Big Pharma stocks don't usually drop by double-digits over the course of a month, but that's exactly what happened to British pharma giant AstraZeneca plc (NASDAQ:AZN) in July. Due to the late-stage failure of its lung cancer combination therapy consisting of the checkpoint antibodies Imfinzi (durvalumab) and tremelimumab, Astra's shares dropped by 11% last month, according to S&P Global Market Intelligence.
Astra's management was banking on Imfinzi transforming into its next flagship medication following the loss of exclusivity for former top sellers like the cholesterol drug Crestor and the respiratory medicine Symbicort. That plan is now in serious doubt, however, in the wake of this pivotal clinical setback.

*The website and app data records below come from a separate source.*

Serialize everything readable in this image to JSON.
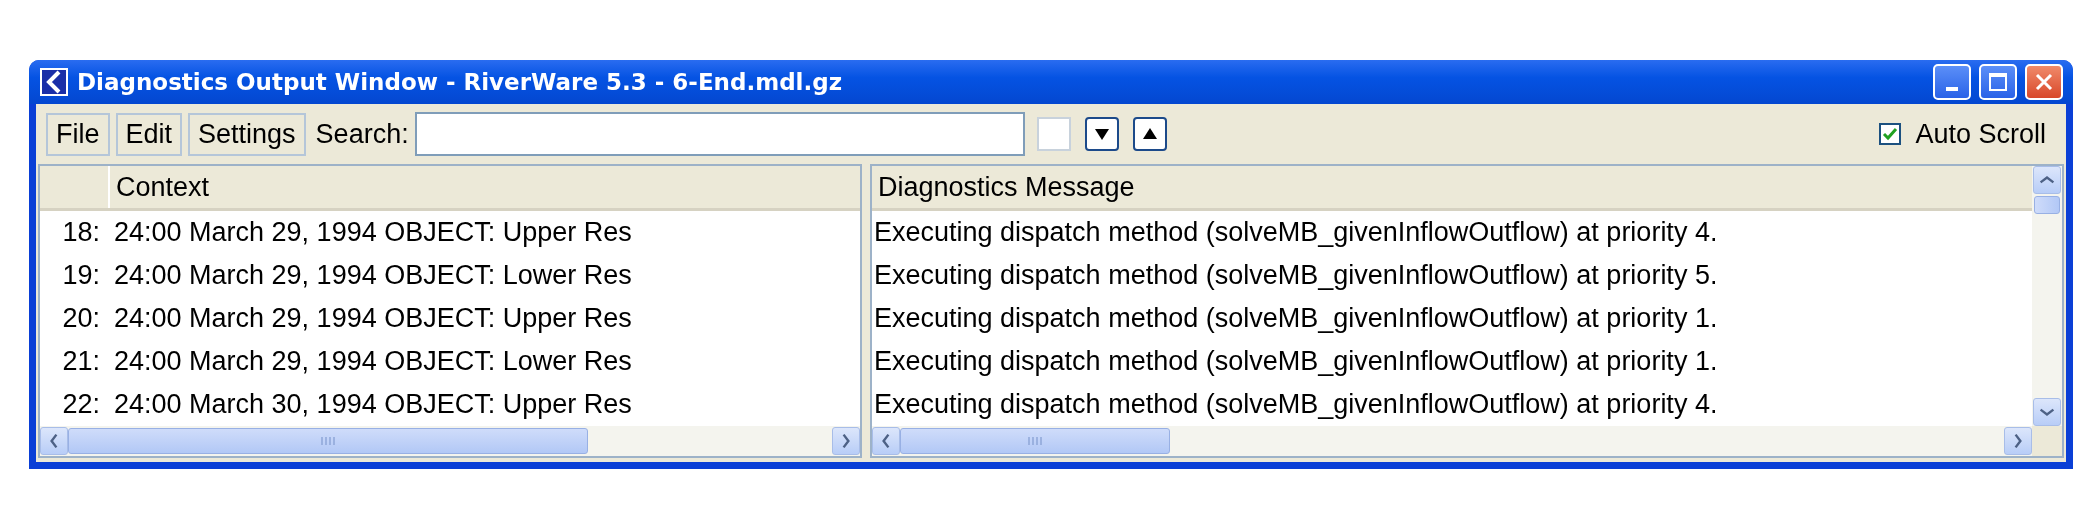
{
  "window": {
    "title": "Diagnostics Output Window - RiverWare 5.3 - 6-End.mdl.gz"
  },
  "menu": [
    "File",
    "Edit",
    "Settings"
  ],
  "search": {
    "label": "Search:",
    "toggle_checked": false
  },
  "auto_scroll": {
    "label": "Auto Scroll",
    "checked": true
  },
  "context_table": {
    "header": "Context",
    "rows": [
      {
        "number": "18:",
        "context": "24:00 March 29, 1994 OBJECT: Upper Res"
      },
      {
        "number": "19:",
        "context": "24:00 March 29, 1994 OBJECT: Lower Res"
      },
      {
        "number": "20:",
        "context": "24:00 March 29, 1994 OBJECT: Upper Res"
      },
      {
        "number": "21:",
        "context": "24:00 March 29, 1994 OBJECT: Lower Res"
      },
      {
        "number": "22:",
        "context": "24:00 March 30, 1994 OBJECT: Upper Res"
      }
    ]
  },
  "message_table": {
    "header": "Diagnostics Message",
    "rows": [
      "Executing dispatch method (solveMB_givenInflowOutflow) at priority 4.",
      "Executing dispatch method (solveMB_givenInflowOutflow) at priority 5.",
      "Executing dispatch method (solveMB_givenInflowOutflow) at priority 1.",
      "Executing dispatch method (solveMB_givenInflowOutflow) at priority 1.",
      "Executing dispatch method (solveMB_givenInflowOutflow) at priority 4."
    ]
  }
}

Adding insult to injury, Astra's initial whiff at entering the high-value lung cancer market with Imfinzi is compounded by the company's fairly weak balance sheet. Turning to the specifics, the drugmaker exited the first half of 2017 with only $5.23 billion in cash, and a rather concerning debt to equity ratio of 128%. The point is that Astra lacks the financial firepower, and flexibility, to overcome this key clinical miss by pursuing a largish bolt-on acquisition.
On the capital allocation front, Astra's decision to continue pouring cash into its uber-rich dividend program is also a rather questionable move at this stage. While the company is arguably justified in believing that its broader portfolio of cancer medicines that includes the FDA-approved drug Tagrisso, and the experimental-stage product candidate acalabrutinib, may be able to make up for this lost ground, Astra would also probably be well-served by exploring potential takeover targets in case Imfinzi doesn't redeem itself later down the road. To do so, however, the drugmaker will almost certainly need to start conserving capital by giving up the ghost on its dividend program.
So, while it might be tempting to grab some shares following this double-digit move lower in July, investors may be better served by waiting on the sidelines until Astra's path forward is a little less murky.